Regional Citizens' Advisory Council: The CLEAR Act
does not provide for adequate public participation in oversight of the
regional oil and gas operations and its impacts. A Regional Citizens'
Advisory Council would provide a forum for public participation to
generate recommendations for exploration, development, production,
refining, and transportation of oil and gas in the Gulf of Mexico and of
prevention, response and restoration measures related to the social,
economic and environmental impacts of an oil spill, drilling disaster or
The CLEAR Act should establish a Gulf of
Mexico Regional Citizens Advisory Council to increase public
participation in oversight. The Council should include representatives
of groups disproportionately impacted by risks of energy production from
each of the five Gulf States selected by their peers to conduct
citizens' oversight. The Council should be modeled after successful
citizens advisory councils in Alaska authorized in the Oil Pollution Act
of 1990 after the Exxon Valdez disaster.6
Improving Natural Gas Reporting (Sec. 314): The
CLEAR Act requires the Secretary of the Interior to provide long-overdue
reforms to ensure accurate determination and reporting of BTU values,
but more could and should be done to improve standards.
Incorporating Rep. Carolyn Maloney's
(D-NY) Study of Ways to Improve the Accuracy of the Collection of
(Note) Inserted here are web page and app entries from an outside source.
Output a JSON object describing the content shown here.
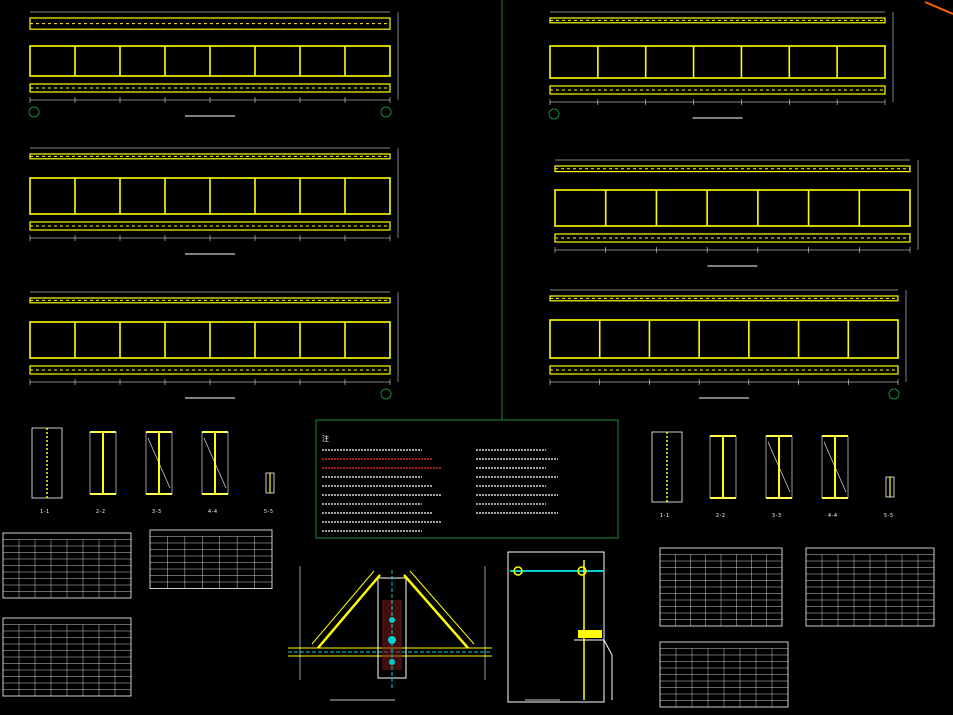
{
  "beams": [
    {
      "id": "beam-top-left",
      "left_tag": "①",
      "right_tag": "②"
    },
    {
      "id": "beam-mid-left-1",
      "left_tag": "",
      "right_tag": ""
    },
    {
      "id": "beam-mid-left-2",
      "left_tag": "",
      "right_tag": "⑤"
    },
    {
      "id": "beam-top-right",
      "left_tag": "⑦",
      "right_tag": ""
    },
    {
      "id": "beam-mid-right-1",
      "left_tag": "",
      "right_tag": ""
    },
    {
      "id": "beam-mid-right-2",
      "left_tag": "",
      "right_tag": "⑥"
    }
  ],
  "notes": {
    "title": "注"
  },
  "sections_left": [
    "1-1",
    "2-2",
    "3-3",
    "4-4",
    "5-5"
  ],
  "sections_right": [
    "1-1",
    "2-2",
    "3-3",
    "4-4",
    "5-5"
  ],
  "colors": {
    "background": "#000000",
    "beam": "#ffff00",
    "line": "#ffffff",
    "divider": "#1a8a3a",
    "notes_frame": "#1a8a3a",
    "red_text": "#ff3030",
    "accent_cyan": "#00d0d0",
    "corner_mark": "#ff6000"
  }
}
Federal Oil, Condensate, and Natural Gas Royalties Act of 2009 (H.R.
1462), which would require a more comprehensive assessment to ensure
that taxpayer get their fair share for natural gas royalties.
Developing Innovations and Technology and Awards for Industry
(Sec. 219): POGO supports efforts to encourage the development of oil
spill and containment and response technologies, but we're concerned
about cash-prize award programs for industry and that current
technologies are not sufficiently evaluated. The cash-prize award
program is subject to conflicts of interest and also is unnecessary. The
grants offered and the exploration requirements in the CLEAR Act
provide sufficient incentives for the development of new technology.
- Removing the awards program (Sec. 219 (d)).
- Adding the evaluation of current technology to the grant program.
Measuring the Effectiveness of Reforms: The CLEAR
Act contains many important reforms, and yet there are not enough
measures to determine the effectiveness and impact of the reforms in the
The bill should require a GAO evaluation
as to whether the reorganization addresses previous GAO and IG concerns,
whether the increased hiring authority for the Secretary made Interior
more effective at addressing their oversight missions, and if there has
been a sufficient reduction in the conflicts of mission and interest.
Inspector General Reports: The Inspector General
has conducted many investigations tracking the problems at the Minerals
Management Service. The public must continue to have to access to their
work to hold Interior accountable for being effective custodians of
The CLEAR Act should make all Interior
Inspector General reports and investigations public.
1 These recommendations are based upon the
Discussion Draft of the Amendment in the Nature of a Substitute to H.R.
3534, the Consolidated Land, Energy, and Aquatic Resources Act of 2010,
dated June 22, 2010, and which was under consideration in the House
Natural Resources Committee Hearing on June 30, 2010.
2 The revolving door problem is well documented,
including in POGO's report Drilling
3 POGO and 12 other organizations sent a
letter of support for the Wyden Revolving Door Amendment to S. 3516,
the Outer Continental Shelf Reform Act of 2010.
This is the world we live in. This is the world we cover.
Because of people like you, another world is possible. There are many battles to be won, but we will battle them together—all of us. Common Dreams is not your normal news site. We don't survive on clicks. We don't want advertising dollars. We want the world to be a better place. But we can't do it alone. It doesn't work that way. We need you. If you can help today—because every gift of every size matters—please do. Without Your Support We Won't Exist.
Please select a donation method:
The Project On Government Oversight (POGO) is an independent nonprofit that investigates and exposes corruption and other misconduct in order to achieve a more effective, accountable, open and honest federal government.